Identify the line that contains "Parse this screenshot: output" in the material. Output it and every line after it, unchanged, through the end.

◆ Record extracts:
Start of Block

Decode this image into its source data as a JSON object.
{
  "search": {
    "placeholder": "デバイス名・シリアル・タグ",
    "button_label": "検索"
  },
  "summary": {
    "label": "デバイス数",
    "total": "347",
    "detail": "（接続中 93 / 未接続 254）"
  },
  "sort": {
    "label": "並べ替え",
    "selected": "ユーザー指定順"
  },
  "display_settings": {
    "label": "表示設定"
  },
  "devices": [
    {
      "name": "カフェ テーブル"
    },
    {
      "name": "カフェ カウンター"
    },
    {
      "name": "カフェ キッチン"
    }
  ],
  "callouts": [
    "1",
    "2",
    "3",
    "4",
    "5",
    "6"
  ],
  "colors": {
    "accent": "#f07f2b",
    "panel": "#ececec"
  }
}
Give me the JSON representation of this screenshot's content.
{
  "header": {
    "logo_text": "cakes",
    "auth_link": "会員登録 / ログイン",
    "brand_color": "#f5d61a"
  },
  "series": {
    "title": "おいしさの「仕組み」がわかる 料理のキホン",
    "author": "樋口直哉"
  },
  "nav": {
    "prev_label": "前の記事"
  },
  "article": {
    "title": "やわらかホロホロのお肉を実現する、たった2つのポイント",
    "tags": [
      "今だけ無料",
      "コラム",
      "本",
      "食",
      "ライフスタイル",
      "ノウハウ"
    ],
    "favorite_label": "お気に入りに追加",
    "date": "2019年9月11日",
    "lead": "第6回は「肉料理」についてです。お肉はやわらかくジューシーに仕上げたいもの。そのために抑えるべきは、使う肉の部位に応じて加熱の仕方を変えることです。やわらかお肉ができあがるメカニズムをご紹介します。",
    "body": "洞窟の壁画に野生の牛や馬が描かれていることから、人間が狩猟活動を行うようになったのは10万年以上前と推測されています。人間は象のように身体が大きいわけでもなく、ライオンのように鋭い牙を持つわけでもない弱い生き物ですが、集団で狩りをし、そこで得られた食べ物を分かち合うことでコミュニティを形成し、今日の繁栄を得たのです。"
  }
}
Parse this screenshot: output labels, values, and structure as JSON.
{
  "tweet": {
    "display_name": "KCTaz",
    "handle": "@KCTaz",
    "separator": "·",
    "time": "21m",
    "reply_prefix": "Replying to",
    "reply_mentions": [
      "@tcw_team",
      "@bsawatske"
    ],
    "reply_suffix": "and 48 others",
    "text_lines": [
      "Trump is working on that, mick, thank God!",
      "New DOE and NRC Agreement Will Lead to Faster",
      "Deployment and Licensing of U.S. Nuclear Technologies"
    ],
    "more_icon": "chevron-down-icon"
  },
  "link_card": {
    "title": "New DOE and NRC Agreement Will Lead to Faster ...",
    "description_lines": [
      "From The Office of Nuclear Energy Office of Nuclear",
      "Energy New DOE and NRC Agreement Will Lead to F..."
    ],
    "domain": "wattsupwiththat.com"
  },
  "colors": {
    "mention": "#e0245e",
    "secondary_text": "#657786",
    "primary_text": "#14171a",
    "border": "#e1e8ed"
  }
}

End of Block

◆ Task output:
Parse this screenshot: output labels, values, and structure as JSON.
{
  "tweet": {
    "display_name": "KCTaz",
    "handle": "@KCTaz",
    "separator": "·",
    "time": "21m",
    "reply_prefix": "Replying to",
    "reply_mentions": [
      "@tcw_team",
      "@bsawatske"
    ],
    "reply_suffix": "and 48 others",
    "text_lines": [
      "Trump is working on that, mick, thank God!",
      "New DOE and NRC Agreement Will Lead to Faster",
      "Deployment and Licensing of U.S. Nuclear Technologies"
    ],
    "more_icon": "chevron-down-icon"
  },
  "link_card": {
    "title": "New DOE and NRC Agreement Will Lead to Faster ...",
    "description_lines": [
      "From The Office of Nuclear Energy Office of Nuclear",
      "Energy New DOE and NRC Agreement Will Lead to F..."
    ],
    "domain": "wattsupwiththat.com"
  },
  "colors": {
    "mention": "#e0245e",
    "secondary_text": "#657786",
    "primary_text": "#14171a",
    "border": "#e1e8ed"
  }
}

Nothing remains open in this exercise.